 See also: https://en.wikipedia.org/wiki/Topology
 E.g.: the Planck Constant, or the Dirac Constant for the energy of a photon, see also: https://en.wikipedia.org/wiki/Planck_constant or the Dirac delta function, see also: https://en.wikipedia.org/wiki/Dirac_delta_function
 An example of a Calibi-Yau manifold. This type of manifolds are used in the string theory. Source image: https://de.wikipedia.org/wiki/Calabi-Yau-Mannigfaltigkeit
 See also: https://en.wikipedia.org/wiki/String_theory
 Source image: https://en.wikipedia.org/wiki/Bud
 See also: https://en.wikipedia.org/wiki/Entropy
 See also: Origo, Jan van, Who are you – A survey of our existence – part 2.3 – Emptiness. Amsterdam: Omnia – Amsterdam Publisher, 2015, p. 61 and 63
 Title of a popular scientific book about this subject: Greene", Brian, The Elegant Universe – Superstrings, Hidden Dimensions, and the Quest for the Ultimate Theory. New York: W.W. Norton & Company, 2003
[16a] See also: Booker, Christopher, The seven basic Plots – Why we tell stories. London: Continuum, 2010 and Lewis-Williams, David & Pearce, David, Inside the neolithic Mind – Conscious, Cosmos and the Realm of Gods. London: Thames & Hudson, 2009
 See also: https://en.wikipedia.org/wiki/Richard_Feynman
 Source: Taylor, Edwin F., Wheeler, John Archibald, Spacetime Physics – Introduction to special relativity; second edition. New York: W.F. Freeman and Company, 1992, p. 1
 Source image: https://nl.wikipedia.org/wiki/Astronomie
 Source: Weinberg, Steven. The First Three Minutes – A modern view of the Origin of the Universe. New York: Basic Books, 1993, p. 101 - 121
 Source: https://en.wikipedia.org/wiki/Feynman_diagram
 Source: Harrison, Edward, Cosmology – The Science of the Universe (2nd Edition). Cambridge: Cambridge University Press: 2013, p. 433
 The description of the first three seconds of our universe and the first 10 million years wherein the first living beings originated, is taken – in my own words – from: Weinberg, Steven. The First Three Minutes – A modern view of the Origin of the Universe. New York: Basic Books, 1993, p. 101 - 121
 Source image: https://en.wikipedia.org/wiki/Big_Bang
 See also: https://en.wikipedia.org/wiki/Conway's_Game_of_Life
 See also: Harrison, Edward, Cosmology – The Science of the Universe (2nd Edition). Cambridge: Cambridge University Press: 2013, Chapter 18
 See also: Harrison, Edward, Cosmology – The Science of the Universe (2nd Edition). Cambridge: Cambridge University Press: 2013, p. 370 figure 18.15
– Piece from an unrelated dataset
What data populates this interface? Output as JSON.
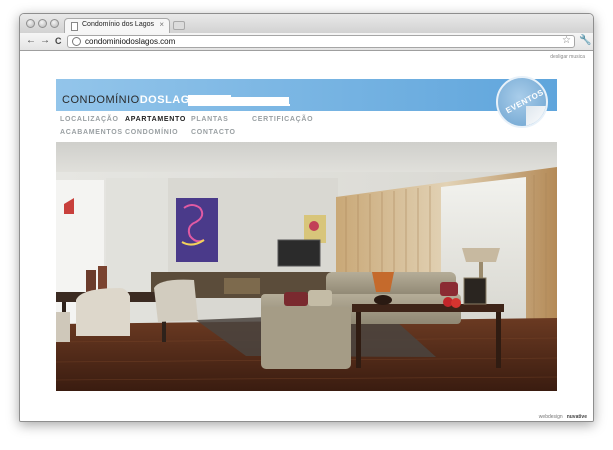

 See also 1963 woodcut Möbius II by M. C. Escher via: http://www.mcescher.com/gallery/recognition-success/mobius-strip-ii/
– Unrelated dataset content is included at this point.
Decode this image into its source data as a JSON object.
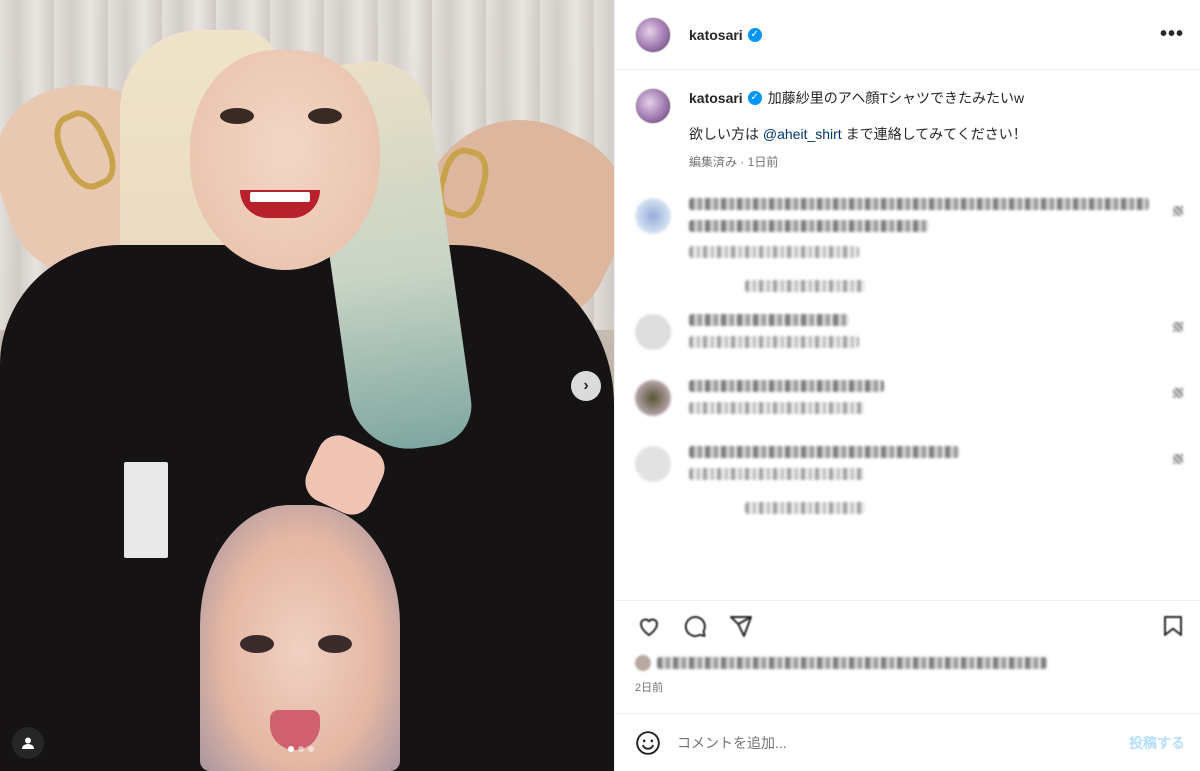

 Source image: https://en.wikipedia.org/wiki/M%C3%B6bius_strip
 Source image: http://en.wikipedia.org/wiki/File:Monkey-typing.jpg
 Image in dimensions: Example of 6 axes that unfold from one origin. Source image: https://simple.wikipedia.org/wiki/Calabi-Yau_manifold
 Source image: https://en.wikipedia.org/wiki/Identity_matrix
 See also: https://en.wikipedia.org/wiki/On_the_Origin_of_Species
 See also: Narayana, Narrator, Carla Drift – An Outlier, A Biography. Amsterdam: Omnia – Amsterdam Publisher, 2012, p. 43 - 50
 John Harrison, M. Space – A Haunting. London: Gollancz, 2012, p. 2
 Dante “Purgatorio” XVII.13-18; translation from: Dante Alighieri, De goddelijk komedie. Amsterdam: Atheneum – Polak & Van Gennep, 2008, p. 282